without regard for the basic needs of the individual and the family. At the beginning of the third
millennium, the Church is once again faced with a problem which has been developing for some
time and which is now reaching a critical point. This is the destruction of the natural environment
by human activity – a destruction which has catastrophic consequences for humanity and the rest
of creation. The Church needs to offer the world a Rerum Novarum for our times – a magisterial
teaching of the highest authority on the ecological crisis and how humanity is to recover its role
as the responsible steward of creation. Just as with RN, the Church will not be the first to voice
these concerns and it will need with humility to recognise the debt owed to the pioneering and
prophetic work of others. Yet the publication of RN initiated a prophetic modern tradition of CST
which now places the Church in the forefront of many areas of social justice such as the fight
against trade injustice and poverty. The Church has the potential to make a similar radical
contribution to the ecological debate.
Indeed, the Church has a responsibility to offer boldly and generously all that it can
contribute to the ecological debate, both in terms of the riches and insights of its tradition and the
global influence it holds. There are over two billion Catholics in the world today who, working
61 BENEDICT XVI, Message for the World Day of Peace 2008, The human family, a community of peace,
published in L’Osservatore Romano, Vatican City, 19 December 2007, p. 8-9.
62 See Environmentally Sensitive – The Holy See calls for national, international strategies to help build a truly
healthy environment article in L’Osservatore Romano, Vatican City, 19 December 2007, p.10.
together with peoples of other faiths and all people of good will, have the potential to make a
decisive contribution to prevent a complete betrayal of humanity’s privileged role as the steward
of creation. The Church, along with other faith communities is in a unique position to effect this
change. The compromises and conflicts surrounding the Kyoto Agreement on Climate change
have vividly demonstrated that, even in the face of possibly irreversible ecological damage,
politicians and economic leaders are still unable to rise above their own limiting vested interests.
Evidence such as that provided by Rachel Carson on the effects of DDT and other toxic
pesticides in Silent Spring shows that scientists too often concentrate on the eradication of one
particular problem without considering the effect of their intervention on the whole ecosystem.
As John Paul II observed:
Protecting the world’s forests, stemming desertification and erosion, avoiding the
spread of toxic substances harmful to man, animals and plants – all these can be
accomplished only through active and wise co-operation without borders or political

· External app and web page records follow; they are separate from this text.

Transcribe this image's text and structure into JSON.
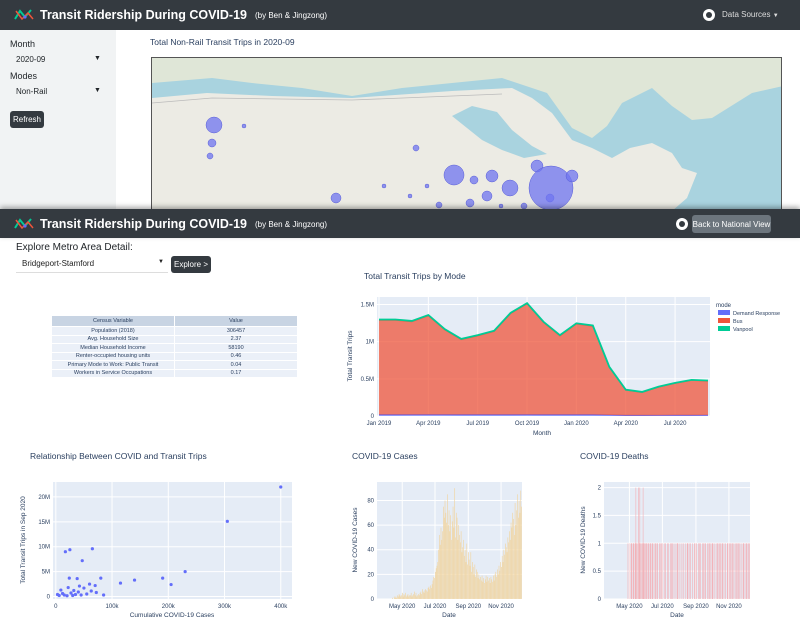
{
  "app": {
    "title": "Transit Ridership During COVID-19",
    "subtitle": "(by Ben & Jingzong)",
    "data_sources": "Data Sources",
    "back_button": "Back to National View"
  },
  "sidebar": {
    "month_label": "Month",
    "month_value": "2020-09",
    "modes_label": "Modes",
    "modes_value": "Non-Rail",
    "refresh": "Refresh"
  },
  "map": {
    "title": "Total Non-Rail Transit Trips in 2020-09"
  },
  "detail": {
    "heading": "Explore Metro Area Detail:",
    "metro_value": "Bridgeport-Stamford",
    "explore_button": "Explore >"
  },
  "census": {
    "headers": [
      "Census Variable",
      "Value"
    ],
    "rows": [
      [
        "Population (2018)",
        "306457"
      ],
      [
        "Avg. Household Size",
        "2.37"
      ],
      [
        "Median Household Income",
        "58190"
      ],
      [
        "Renter-occupied housing units",
        "0.46"
      ],
      [
        "Primary Mode to Work: Public Transit",
        "0.04"
      ],
      [
        "Workers in Service Occupations",
        "0.17"
      ]
    ]
  },
  "colors": {
    "navbar": "#343a40",
    "plot_bg": "#e5ecf6",
    "bus": "#ef553b",
    "vanpool": "#00cc96",
    "demand": "#636efa",
    "cases": "#f0d6a6",
    "deaths": "#f3aeb4"
  },
  "mode_chart": {
    "title": "Total Transit Trips by Mode",
    "chart_data": {
      "type": "area",
      "xlabel": "Month",
      "ylabel": "Total Transit Trips",
      "legend_title": "mode",
      "legend_position": "right",
      "x_ticks": [
        "Jan 2019",
        "Apr 2019",
        "Jul 2019",
        "Oct 2019",
        "Jan 2020",
        "Apr 2020",
        "Jul 2020"
      ],
      "y_ticks": [
        "0",
        "0.5M",
        "1M",
        "1.5M"
      ],
      "ylim": [
        0,
        1600000
      ],
      "x": [
        "2019-01",
        "2019-02",
        "2019-03",
        "2019-04",
        "2019-05",
        "2019-06",
        "2019-07",
        "2019-08",
        "2019-09",
        "2019-10",
        "2019-11",
        "2019-12",
        "2020-01",
        "2020-02",
        "2020-03",
        "2020-04",
        "2020-05",
        "2020-06",
        "2020-07",
        "2020-08",
        "2020-09"
      ],
      "series": [
        {
          "name": "Demand Response",
          "values": [
            18000,
            18000,
            19000,
            19000,
            19000,
            18000,
            18000,
            18000,
            18000,
            19000,
            18000,
            18000,
            18000,
            18000,
            14000,
            8000,
            8000,
            9000,
            10000,
            10000,
            11000
          ]
        },
        {
          "name": "Bus",
          "values": [
            1270000,
            1270000,
            1250000,
            1330000,
            1140000,
            1010000,
            1060000,
            1120000,
            1360000,
            1490000,
            1240000,
            1060000,
            1220000,
            1190000,
            640000,
            340000,
            310000,
            380000,
            430000,
            470000,
            460000
          ]
        },
        {
          "name": "Vanpool",
          "values": [
            9000,
            9000,
            9000,
            9000,
            9000,
            9000,
            9000,
            9000,
            9000,
            9000,
            9000,
            9000,
            9000,
            9000,
            8000,
            6000,
            6000,
            6000,
            6000,
            6000,
            6000
          ]
        }
      ]
    }
  },
  "scatter_chart": {
    "title": "Relationship Between COVID and Transit Trips",
    "chart_data": {
      "type": "scatter",
      "xlabel": "Cumulative COVID-19 Cases",
      "ylabel": "Total Transit Trips in Sep 2020",
      "x_ticks": [
        "0",
        "100k",
        "200k",
        "300k",
        "400k"
      ],
      "y_ticks": [
        "0",
        "5M",
        "10M",
        "15M",
        "20M"
      ],
      "xlim": [
        -5000,
        420000
      ],
      "ylim": [
        -500000,
        23000000
      ],
      "points": [
        [
          3000,
          400000
        ],
        [
          6000,
          200000
        ],
        [
          9000,
          1300000
        ],
        [
          12000,
          600000
        ],
        [
          15000,
          300000
        ],
        [
          17000,
          9000000
        ],
        [
          20000,
          150000
        ],
        [
          22000,
          1800000
        ],
        [
          24000,
          3700000
        ],
        [
          25000,
          9400000
        ],
        [
          27000,
          700000
        ],
        [
          30000,
          200000
        ],
        [
          32000,
          1200000
        ],
        [
          35000,
          400000
        ],
        [
          38000,
          3600000
        ],
        [
          40000,
          900000
        ],
        [
          42000,
          2100000
        ],
        [
          45000,
          300000
        ],
        [
          47000,
          7200000
        ],
        [
          50000,
          1700000
        ],
        [
          55000,
          500000
        ],
        [
          60000,
          2500000
        ],
        [
          63000,
          1100000
        ],
        [
          65000,
          9600000
        ],
        [
          70000,
          2200000
        ],
        [
          72000,
          800000
        ],
        [
          80000,
          3700000
        ],
        [
          85000,
          300000
        ],
        [
          115000,
          2700000
        ],
        [
          140000,
          3300000
        ],
        [
          190000,
          3700000
        ],
        [
          205000,
          2400000
        ],
        [
          230000,
          5000000
        ],
        [
          305000,
          15100000
        ],
        [
          400000,
          22000000
        ]
      ]
    }
  },
  "cases_chart": {
    "title": "COVID-19 Cases",
    "chart_data": {
      "type": "bar",
      "xlabel": "Date",
      "ylabel": "New COVID-19 Cases",
      "x_ticks": [
        "May 2020",
        "Jul 2020",
        "Sep 2020",
        "Nov 2020"
      ],
      "y_ticks": [
        "0",
        "20",
        "40",
        "60",
        "80"
      ],
      "ylim": [
        0,
        95
      ],
      "start_date": "2020-03-15",
      "end_date": "2020-12-10",
      "values": [
        0,
        0,
        0,
        0,
        0,
        0,
        0,
        0,
        0,
        0,
        0,
        0,
        0,
        0,
        0,
        0,
        0,
        0,
        0,
        1,
        0,
        2,
        1,
        2,
        1,
        3,
        2,
        4,
        3,
        2,
        3,
        5,
        2,
        4,
        3,
        5,
        2,
        3,
        4,
        2,
        3,
        3,
        5,
        2,
        3,
        4,
        6,
        3,
        5,
        2,
        3,
        4,
        3,
        5,
        6,
        4,
        8,
        6,
        5,
        7,
        8,
        7,
        6,
        9,
        10,
        8,
        11,
        9,
        12,
        15,
        18,
        17,
        22,
        25,
        27,
        30,
        40,
        52,
        44,
        58,
        48,
        55,
        75,
        66,
        80,
        70,
        62,
        85,
        60,
        72,
        55,
        68,
        48,
        63,
        75,
        58,
        90,
        50,
        70,
        66,
        48,
        60,
        52,
        46,
        55,
        38,
        42,
        48,
        35,
        40,
        30,
        45,
        28,
        38,
        32,
        27,
        38,
        22,
        30,
        26,
        20,
        28,
        18,
        24,
        22,
        17,
        20,
        16,
        18,
        15,
        19,
        14,
        17,
        13,
        16,
        19,
        14,
        18,
        15,
        17,
        13,
        18,
        16,
        14,
        19,
        15,
        20,
        22,
        18,
        24,
        20,
        27,
        23,
        30,
        26,
        35,
        30,
        40,
        36,
        45,
        42,
        38,
        50,
        46,
        55,
        48,
        62,
        58,
        70,
        65,
        52,
        78,
        60,
        72,
        85,
        66,
        80,
        70,
        88,
        75
      ]
    }
  },
  "deaths_chart": {
    "title": "COVID-19 Deaths",
    "chart_data": {
      "type": "bar",
      "xlabel": "Date",
      "ylabel": "New COVID-19 Deaths",
      "x_ticks": [
        "May 2020",
        "Jul 2020",
        "Sep 2020",
        "Nov 2020"
      ],
      "y_ticks": [
        "0",
        "0.5",
        "1",
        "1.5",
        "2"
      ],
      "ylim": [
        0,
        2.1
      ],
      "start_date": "2020-03-15",
      "end_date": "2020-12-10",
      "values": [
        0,
        0,
        0,
        0,
        0,
        0,
        0,
        0,
        0,
        0,
        0,
        0,
        0,
        0,
        0,
        0,
        0,
        0,
        0,
        0,
        0,
        0,
        0,
        0,
        0,
        0,
        0,
        0,
        0,
        0,
        0,
        0,
        0,
        0,
        0,
        0,
        1,
        0,
        0,
        1,
        0,
        1,
        1,
        0,
        1,
        1,
        0,
        1,
        2,
        1,
        0,
        1,
        2,
        1,
        2,
        1,
        0,
        1,
        1,
        2,
        1,
        1,
        0,
        1,
        1,
        1,
        0,
        1,
        1,
        0,
        1,
        1,
        0,
        1,
        1,
        0,
        0,
        1,
        1,
        0,
        1,
        1,
        0,
        0,
        1,
        1,
        0,
        1,
        0,
        1,
        0,
        0,
        1,
        1,
        0,
        0,
        1,
        0,
        1,
        0,
        0,
        1,
        1,
        0,
        1,
        0,
        1,
        0,
        0,
        1,
        0,
        1,
        1,
        0,
        0,
        1,
        0,
        0,
        1,
        0,
        1,
        0,
        0,
        1,
        0,
        0,
        1,
        1,
        0,
        1,
        0,
        1,
        0,
        0,
        1,
        0,
        0,
        1,
        1,
        0,
        1,
        0,
        0,
        1,
        0,
        1,
        1,
        0,
        0,
        1,
        0,
        1,
        0,
        1,
        1,
        0,
        0,
        1,
        0,
        1,
        1,
        0,
        1,
        0,
        1,
        1,
        0,
        1,
        0,
        0,
        1,
        0,
        1,
        1,
        0,
        1,
        0,
        1,
        0,
        1,
        1,
        0,
        1,
        0,
        1,
        0,
        0,
        1,
        1,
        0,
        1,
        0,
        1,
        0,
        1,
        1,
        0,
        1,
        0,
        1,
        0,
        1,
        0,
        1,
        1,
        0,
        1,
        0,
        1,
        0,
        0,
        1,
        1,
        0,
        1,
        0,
        1,
        1,
        0,
        1,
        0,
        1
      ]
    }
  }
}
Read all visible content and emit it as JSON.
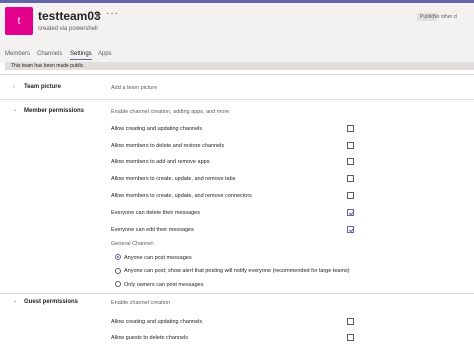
{
  "header": {
    "avatar_letter": "t",
    "team_name": "testteam03",
    "star_glyph": "★",
    "more_glyph": "···",
    "subtitle": "created via powershell",
    "badge_public": "Public",
    "badge_more": "No other cl"
  },
  "tabs": [
    {
      "label": "Members",
      "active": false
    },
    {
      "label": "Channels",
      "active": false
    },
    {
      "label": "Settings",
      "active": true
    },
    {
      "label": "Apps",
      "active": false
    }
  ],
  "notice": "This team has been made public.",
  "sections": {
    "team_picture": {
      "chevron": "›",
      "label": "Team picture",
      "desc": "Add a team picture"
    },
    "member_permissions": {
      "chevron": "⌄",
      "label": "Member permissions",
      "desc": "Enable channel creation, adding apps, and more",
      "items": [
        {
          "label": "Allow creating and updating channels",
          "checked": false
        },
        {
          "label": "Allow members to delete and restore channels",
          "checked": false
        },
        {
          "label": "Allow members to add and remove apps",
          "checked": false
        },
        {
          "label": "Allow members to create, update, and remove tabs",
          "checked": false
        },
        {
          "label": "Allow members to create, update, and remove connectors",
          "checked": false
        },
        {
          "label": "Everyone can delete their messages",
          "checked": true
        },
        {
          "label": "Everyone can edit their messages",
          "checked": true
        }
      ],
      "general_channel_heading": "General Channel:",
      "radios": [
        {
          "label": "Anyone can post messages",
          "selected": true
        },
        {
          "label": "Anyone can post; show alert that posting will notify everyone (recommended for large teams)",
          "selected": false
        },
        {
          "label": "Only owners can post messages",
          "selected": false
        }
      ]
    },
    "guest_permissions": {
      "chevron": "⌄",
      "label": "Guest permissions",
      "desc": "Enable channel creation",
      "items": [
        {
          "label": "Allow creating and updating channels",
          "checked": false
        },
        {
          "label": "Allow guests to delete channels",
          "checked": false
        }
      ]
    }
  },
  "colors": {
    "accent": "#6264a7",
    "avatar": "#e3008c",
    "header_bg": "#f3f2f1"
  }
}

The Church can speak and act without these limitations and constraints, especially now
that at the beginning of the third millennium it is a humbler Church without the dominant
economic role it possessed in the past which compromised its capacity to act as a restraining
moral force on society during, for example, a similar period of dramatic political, technological
and economic change such as the late Middle Ages.64

Christ said to his followers: “You are the light of the world...your light must shine in the
sight of men, so that, seeing you good works, they may give praise to your Father in heaven.”
(Mt. 5: 14, 16). The time has come for the Church truly to be that light to the world, caring for
the earth as God does, with love and wisdom.

63 JOHN PAUL II, An Appeal for World Conservation, The Catholic Weekly, Sydney, 9 August 1989.
64 See M. NORTHCOTT, The Environment and Christian Ethics, Cambridge, 1996, pp.42-47.